(Excerpts from an interface dataset)
★ ★ ★ ★ ★ ★ ★

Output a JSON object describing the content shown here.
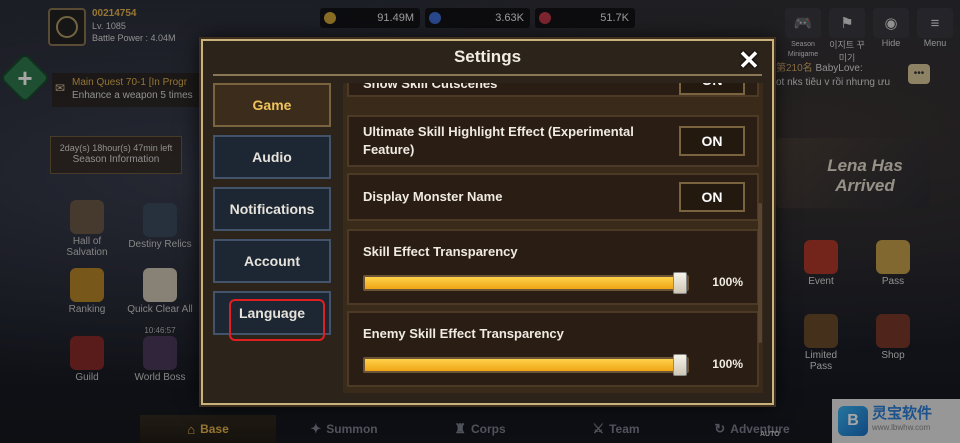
{
  "profile": {
    "uid": "00214754",
    "level": "Lv. 1085",
    "battle_power": "Battle Power : 4.04M"
  },
  "quest": {
    "title": "Main Quest 70-1 [In Progr",
    "desc": "Enhance a weapon 5 times"
  },
  "season": {
    "timer": "2day(s) 18hour(s) 47min left",
    "label": "Season Information"
  },
  "left_menu": {
    "hall": "Hall of Salvation",
    "destiny": "Destiny Relics",
    "ranking": "Ranking",
    "quick_clear": "Quick Clear All",
    "quick_time": "10:46:57",
    "guild": "Guild",
    "world_boss": "World Boss"
  },
  "resources": {
    "gold": "91.49M",
    "gem": "3.63K",
    "ruby": "51.7K"
  },
  "top_right": {
    "season_minigame": "Season Minigame",
    "event_btn": "이지트 꾸미기",
    "hide": "Hide",
    "menu": "Menu"
  },
  "chat": {
    "prefix": "第210名",
    "name": "BabyLove:",
    "msg": "ot nks tiêu v rồi nhưng ưu"
  },
  "banner": {
    "text": "Lena Has Arrived"
  },
  "right_menu": {
    "event": "Event",
    "pass": "Pass",
    "limited_pass": "Limited Pass",
    "shop": "Shop"
  },
  "bottom_nav": {
    "base": "Base",
    "summon": "Summon",
    "corps": "Corps",
    "team": "Team",
    "adventure": "Adventure",
    "auto": "AUTO"
  },
  "watermark": {
    "name": "灵宝软件",
    "url": "www.lbwhw.com"
  },
  "settings": {
    "title": "Settings",
    "close_icon": "✕",
    "tabs": [
      "Game",
      "Audio",
      "Notifications",
      "Account",
      "Language"
    ],
    "active_tab": "Game",
    "partial_row": {
      "label": "Show Skill Cutscenes",
      "value": "ON"
    },
    "rows": [
      {
        "label": "Ultimate Skill Highlight Effect (Experimental Feature)",
        "value": "ON"
      },
      {
        "label": "Display Monster Name",
        "value": "ON"
      }
    ],
    "sliders": [
      {
        "label": "Skill Effect Transparency",
        "value_text": "100%",
        "value": 1.0
      },
      {
        "label": "Enemy Skill Effect Transparency",
        "value_text": "100%",
        "value": 1.0
      }
    ]
  },
  "colors": {
    "accent_gold": "#e9b64e",
    "highlight_red": "#e02020",
    "slider_fill": "#f0a416"
  }
}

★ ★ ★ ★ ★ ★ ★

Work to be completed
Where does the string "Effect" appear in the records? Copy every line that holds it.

Exercise output
        "label": "Ultimate Skill Highlight Effect (Experimental Feature)",
        "label": "Skill Effect Transparency",
        "label": "Enemy Skill Effect Transparency",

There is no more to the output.